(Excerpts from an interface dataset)
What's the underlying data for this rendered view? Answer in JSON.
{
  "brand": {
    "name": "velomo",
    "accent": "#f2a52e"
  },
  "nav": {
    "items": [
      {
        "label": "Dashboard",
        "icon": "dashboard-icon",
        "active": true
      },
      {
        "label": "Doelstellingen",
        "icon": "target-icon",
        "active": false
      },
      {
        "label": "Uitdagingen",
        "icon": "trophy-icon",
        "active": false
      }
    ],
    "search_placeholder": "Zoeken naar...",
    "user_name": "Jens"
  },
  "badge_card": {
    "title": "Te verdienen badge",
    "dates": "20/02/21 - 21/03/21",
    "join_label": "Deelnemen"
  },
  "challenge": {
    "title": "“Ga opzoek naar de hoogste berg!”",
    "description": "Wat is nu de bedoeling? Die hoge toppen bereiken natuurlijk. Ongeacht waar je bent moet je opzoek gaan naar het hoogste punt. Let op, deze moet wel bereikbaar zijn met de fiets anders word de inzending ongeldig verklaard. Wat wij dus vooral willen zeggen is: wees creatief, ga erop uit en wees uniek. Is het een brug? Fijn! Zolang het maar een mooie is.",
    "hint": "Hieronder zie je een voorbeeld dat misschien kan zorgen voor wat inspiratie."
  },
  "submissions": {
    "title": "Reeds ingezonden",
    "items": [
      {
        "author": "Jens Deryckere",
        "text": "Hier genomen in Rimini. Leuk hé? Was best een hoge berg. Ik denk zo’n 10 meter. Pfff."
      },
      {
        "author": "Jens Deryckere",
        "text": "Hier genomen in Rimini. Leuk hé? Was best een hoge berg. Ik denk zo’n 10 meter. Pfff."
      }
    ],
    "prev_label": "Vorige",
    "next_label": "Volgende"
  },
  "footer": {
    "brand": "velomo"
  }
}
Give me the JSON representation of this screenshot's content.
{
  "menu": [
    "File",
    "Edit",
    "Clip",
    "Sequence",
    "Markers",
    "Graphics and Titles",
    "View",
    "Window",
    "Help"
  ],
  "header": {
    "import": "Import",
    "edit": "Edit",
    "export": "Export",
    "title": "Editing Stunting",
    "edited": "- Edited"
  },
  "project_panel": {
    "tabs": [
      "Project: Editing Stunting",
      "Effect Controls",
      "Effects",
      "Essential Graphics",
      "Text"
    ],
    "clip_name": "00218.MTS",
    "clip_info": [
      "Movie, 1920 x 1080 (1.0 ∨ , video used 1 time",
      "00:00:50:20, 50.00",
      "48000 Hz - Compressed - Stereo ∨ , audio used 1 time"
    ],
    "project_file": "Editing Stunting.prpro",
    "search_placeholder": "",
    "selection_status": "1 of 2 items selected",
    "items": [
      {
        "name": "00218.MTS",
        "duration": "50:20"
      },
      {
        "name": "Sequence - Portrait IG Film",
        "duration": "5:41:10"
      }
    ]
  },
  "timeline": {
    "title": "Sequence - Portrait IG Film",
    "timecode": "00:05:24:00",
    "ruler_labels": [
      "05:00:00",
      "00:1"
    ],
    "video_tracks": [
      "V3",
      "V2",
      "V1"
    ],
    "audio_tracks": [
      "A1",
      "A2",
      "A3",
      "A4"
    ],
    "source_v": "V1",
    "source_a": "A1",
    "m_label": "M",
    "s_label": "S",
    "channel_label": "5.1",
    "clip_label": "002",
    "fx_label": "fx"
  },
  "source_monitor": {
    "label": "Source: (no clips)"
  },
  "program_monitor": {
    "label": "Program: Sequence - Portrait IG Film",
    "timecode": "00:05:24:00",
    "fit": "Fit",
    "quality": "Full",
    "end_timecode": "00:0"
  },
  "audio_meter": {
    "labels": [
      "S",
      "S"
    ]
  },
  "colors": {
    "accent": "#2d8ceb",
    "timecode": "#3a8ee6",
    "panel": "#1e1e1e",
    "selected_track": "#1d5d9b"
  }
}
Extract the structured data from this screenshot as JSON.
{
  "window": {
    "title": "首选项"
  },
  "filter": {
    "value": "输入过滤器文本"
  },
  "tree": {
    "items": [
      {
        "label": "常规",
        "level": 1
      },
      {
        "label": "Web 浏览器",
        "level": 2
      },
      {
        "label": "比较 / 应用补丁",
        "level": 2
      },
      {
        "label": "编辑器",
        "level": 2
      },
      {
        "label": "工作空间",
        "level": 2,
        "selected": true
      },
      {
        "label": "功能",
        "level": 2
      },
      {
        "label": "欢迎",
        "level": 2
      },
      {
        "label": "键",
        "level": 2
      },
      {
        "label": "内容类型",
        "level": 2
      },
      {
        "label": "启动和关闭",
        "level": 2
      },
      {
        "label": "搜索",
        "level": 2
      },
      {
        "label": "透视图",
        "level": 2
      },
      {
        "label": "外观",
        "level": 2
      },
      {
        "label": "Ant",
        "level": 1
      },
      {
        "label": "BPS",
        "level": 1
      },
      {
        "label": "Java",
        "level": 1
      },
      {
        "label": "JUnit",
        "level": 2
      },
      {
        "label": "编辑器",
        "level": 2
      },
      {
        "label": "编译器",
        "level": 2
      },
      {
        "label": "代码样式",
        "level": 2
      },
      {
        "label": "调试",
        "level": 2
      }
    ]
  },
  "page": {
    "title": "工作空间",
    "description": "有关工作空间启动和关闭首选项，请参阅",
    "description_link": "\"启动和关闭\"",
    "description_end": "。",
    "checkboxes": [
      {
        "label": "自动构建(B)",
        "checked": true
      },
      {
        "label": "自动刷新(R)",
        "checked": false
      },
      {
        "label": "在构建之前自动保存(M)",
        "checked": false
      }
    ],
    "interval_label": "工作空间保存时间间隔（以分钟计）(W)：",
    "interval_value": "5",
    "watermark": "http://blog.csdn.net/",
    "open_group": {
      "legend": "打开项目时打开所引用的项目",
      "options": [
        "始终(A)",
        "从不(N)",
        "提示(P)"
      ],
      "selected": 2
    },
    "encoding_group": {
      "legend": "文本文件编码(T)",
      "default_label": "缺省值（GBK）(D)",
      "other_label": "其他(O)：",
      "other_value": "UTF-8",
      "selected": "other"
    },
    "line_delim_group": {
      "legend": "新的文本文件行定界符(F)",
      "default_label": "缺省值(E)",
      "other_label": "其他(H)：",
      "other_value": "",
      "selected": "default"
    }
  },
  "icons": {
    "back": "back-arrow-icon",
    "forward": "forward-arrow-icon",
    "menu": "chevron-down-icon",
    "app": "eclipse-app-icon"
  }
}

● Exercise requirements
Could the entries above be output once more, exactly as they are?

● Answer to this problem
What's the underlying data for this rendered view? Answer in JSON.
{
  "brand": {
    "name": "velomo",
    "accent": "#f2a52e"
  },
  "nav": {
    "items": [
      {
        "label": "Dashboard",
        "icon": "dashboard-icon",
        "active": true
      },
      {
        "label": "Doelstellingen",
        "icon": "target-icon",
        "active": false
      },
      {
        "label": "Uitdagingen",
        "icon": "trophy-icon",
        "active": false
      }
    ],
    "search_placeholder": "Zoeken naar...",
    "user_name": "Jens"
  },
  "badge_card": {
    "title": "Te verdienen badge",
    "dates": "20/02/21 - 21/03/21",
    "join_label": "Deelnemen"
  },
  "challenge": {
    "title": "“Ga opzoek naar de hoogste berg!”",
    "description": "Wat is nu de bedoeling? Die hoge toppen bereiken natuurlijk. Ongeacht waar je bent moet je opzoek gaan naar het hoogste punt. Let op, deze moet wel bereikbaar zijn met de fiets anders word de inzending ongeldig verklaard. Wat wij dus vooral willen zeggen is: wees creatief, ga erop uit en wees uniek. Is het een brug? Fijn! Zolang het maar een mooie is.",
    "hint": "Hieronder zie je een voorbeeld dat misschien kan zorgen voor wat inspiratie."
  },
  "submissions": {
    "title": "Reeds ingezonden",
    "items": [
      {
        "author": "Jens Deryckere",
        "text": "Hier genomen in Rimini. Leuk hé? Was best een hoge berg. Ik denk zo’n 10 meter. Pfff."
      },
      {
        "author": "Jens Deryckere",
        "text": "Hier genomen in Rimini. Leuk hé? Was best een hoge berg. Ik denk zo’n 10 meter. Pfff."
      }
    ],
    "prev_label": "Vorige",
    "next_label": "Volgende"
  },
  "footer": {
    "brand": "velomo"
  }
}
Give me the JSON representation of this screenshot's content.
{
  "menu": [
    "File",
    "Edit",
    "Clip",
    "Sequence",
    "Markers",
    "Graphics and Titles",
    "View",
    "Window",
    "Help"
  ],
  "header": {
    "import": "Import",
    "edit": "Edit",
    "export": "Export",
    "title": "Editing Stunting",
    "edited": "- Edited"
  },
  "project_panel": {
    "tabs": [
      "Project: Editing Stunting",
      "Effect Controls",
      "Effects",
      "Essential Graphics",
      "Text"
    ],
    "clip_name": "00218.MTS",
    "clip_info": [
      "Movie, 1920 x 1080 (1.0 ∨ , video used 1 time",
      "00:00:50:20, 50.00",
      "48000 Hz - Compressed - Stereo ∨ , audio used 1 time"
    ],
    "project_file": "Editing Stunting.prpro",
    "search_placeholder": "",
    "selection_status": "1 of 2 items selected",
    "items": [
      {
        "name": "00218.MTS",
        "duration": "50:20"
      },
      {
        "name": "Sequence - Portrait IG Film",
        "duration": "5:41:10"
      }
    ]
  },
  "timeline": {
    "title": "Sequence - Portrait IG Film",
    "timecode": "00:05:24:00",
    "ruler_labels": [
      "05:00:00",
      "00:1"
    ],
    "video_tracks": [
      "V3",
      "V2",
      "V1"
    ],
    "audio_tracks": [
      "A1",
      "A2",
      "A3",
      "A4"
    ],
    "source_v": "V1",
    "source_a": "A1",
    "m_label": "M",
    "s_label": "S",
    "channel_label": "5.1",
    "clip_label": "002",
    "fx_label": "fx"
  },
  "source_monitor": {
    "label": "Source: (no clips)"
  },
  "program_monitor": {
    "label": "Program: Sequence - Portrait IG Film",
    "timecode": "00:05:24:00",
    "fit": "Fit",
    "quality": "Full",
    "end_timecode": "00:0"
  },
  "audio_meter": {
    "labels": [
      "S",
      "S"
    ]
  },
  "colors": {
    "accent": "#2d8ceb",
    "timecode": "#3a8ee6",
    "panel": "#1e1e1e",
    "selected_track": "#1d5d9b"
  }
}
Extract the structured data from this screenshot as JSON.
{
  "window": {
    "title": "首选项"
  },
  "filter": {
    "value": "输入过滤器文本"
  },
  "tree": {
    "items": [
      {
        "label": "常规",
        "level": 1
      },
      {
        "label": "Web 浏览器",
        "level": 2
      },
      {
        "label": "比较 / 应用补丁",
        "level": 2
      },
      {
        "label": "编辑器",
        "level": 2
      },
      {
        "label": "工作空间",
        "level": 2,
        "selected": true
      },
      {
        "label": "功能",
        "level": 2
      },
      {
        "label": "欢迎",
        "level": 2
      },
      {
        "label": "键",
        "level": 2
      },
      {
        "label": "内容类型",
        "level": 2
      },
      {
        "label": "启动和关闭",
        "level": 2
      },
      {
        "label": "搜索",
        "level": 2
      },
      {
        "label": "透视图",
        "level": 2
      },
      {
        "label": "外观",
        "level": 2
      },
      {
        "label": "Ant",
        "level": 1
      },
      {
        "label": "BPS",
        "level": 1
      },
      {
        "label": "Java",
        "level": 1
      },
      {
        "label": "JUnit",
        "level": 2
      },
      {
        "label": "编辑器",
        "level": 2
      },
      {
        "label": "编译器",
        "level": 2
      },
      {
        "label": "代码样式",
        "level": 2
      },
      {
        "label": "调试",
        "level": 2
      }
    ]
  },
  "page": {
    "title": "工作空间",
    "description": "有关工作空间启动和关闭首选项，请参阅",
    "description_link": "\"启动和关闭\"",
    "description_end": "。",
    "checkboxes": [
      {
        "label": "自动构建(B)",
        "checked": true
      },
      {
        "label": "自动刷新(R)",
        "checked": false
      },
      {
        "label": "在构建之前自动保存(M)",
        "checked": false
      }
    ],
    "interval_label": "工作空间保存时间间隔（以分钟计）(W)：",
    "interval_value": "5",
    "watermark": "http://blog.csdn.net/",
    "open_group": {
      "legend": "打开项目时打开所引用的项目",
      "options": [
        "始终(A)",
        "从不(N)",
        "提示(P)"
      ],
      "selected": 2
    },
    "encoding_group": {
      "legend": "文本文件编码(T)",
      "default_label": "缺省值（GBK）(D)",
      "other_label": "其他(O)：",
      "other_value": "UTF-8",
      "selected": "other"
    },
    "line_delim_group": {
      "legend": "新的文本文件行定界符(F)",
      "default_label": "缺省值(E)",
      "other_label": "其他(H)：",
      "other_value": "",
      "selected": "default"
    }
  },
  "icons": {
    "back": "back-arrow-icon",
    "forward": "forward-arrow-icon",
    "menu": "chevron-down-icon",
    "app": "eclipse-app-icon"
  }
}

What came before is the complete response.